:: TASK GOAL ::
Give the number of lines in the following entries that contain the word "icon", with nothing added.

:: SUPPLIED MATERIAL ::

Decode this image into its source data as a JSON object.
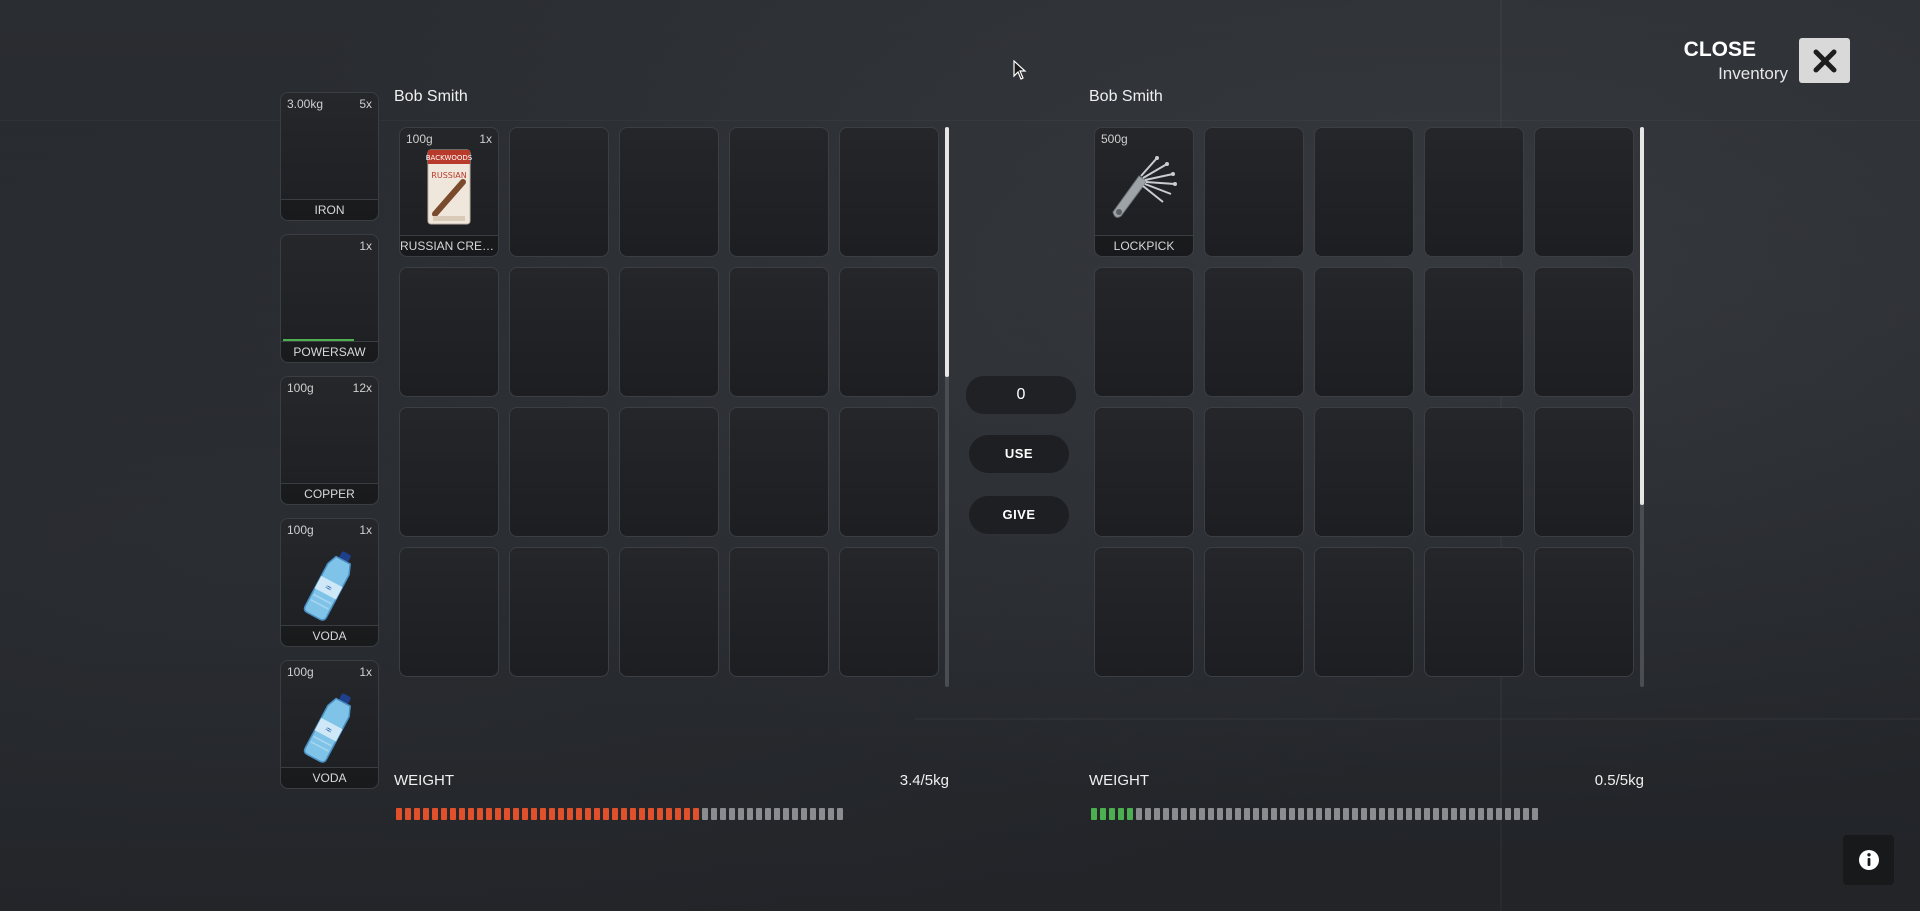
{
  "header": {
    "close_label": "CLOSE",
    "inventory_label": "Inventory"
  },
  "hotbar": [
    {
      "weight": "3.00kg",
      "count": "5x",
      "label": "IRON",
      "icon": "iron-icon"
    },
    {
      "weight": "",
      "count": "1x",
      "label": "POWERSAW",
      "icon": "powersaw-icon",
      "durability": 0.75
    },
    {
      "weight": "100g",
      "count": "12x",
      "label": "COPPER",
      "icon": "copper-icon"
    },
    {
      "weight": "100g",
      "count": "1x",
      "label": "VODA",
      "icon": "water-bottle-icon"
    },
    {
      "weight": "100g",
      "count": "1x",
      "label": "VODA",
      "icon": "water-bottle-icon"
    }
  ],
  "left_panel": {
    "title": "Bob Smith",
    "items": [
      {
        "slot": 0,
        "weight": "100g",
        "count": "1x",
        "label": "RUSSIAN CREA...",
        "icon": "cigar-pack-icon"
      }
    ],
    "weight_label": "WEIGHT",
    "weight_value": "3.4/5kg",
    "weight_fraction": 0.68,
    "weight_color": "#e0502a"
  },
  "right_panel": {
    "title": "Bob Smith",
    "items": [
      {
        "slot": 0,
        "weight": "500g",
        "count": "",
        "label": "LOCKPICK",
        "icon": "lockpick-icon"
      }
    ],
    "weight_label": "WEIGHT",
    "weight_value": "0.5/5kg",
    "weight_fraction": 0.1,
    "weight_color": "#4caf50"
  },
  "controls": {
    "amount_value": "0",
    "use_label": "USE",
    "give_label": "GIVE"
  },
  "colors": {
    "bar_empty": "#8a8c8f"
  }
}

:: ANSWER AREA ::
7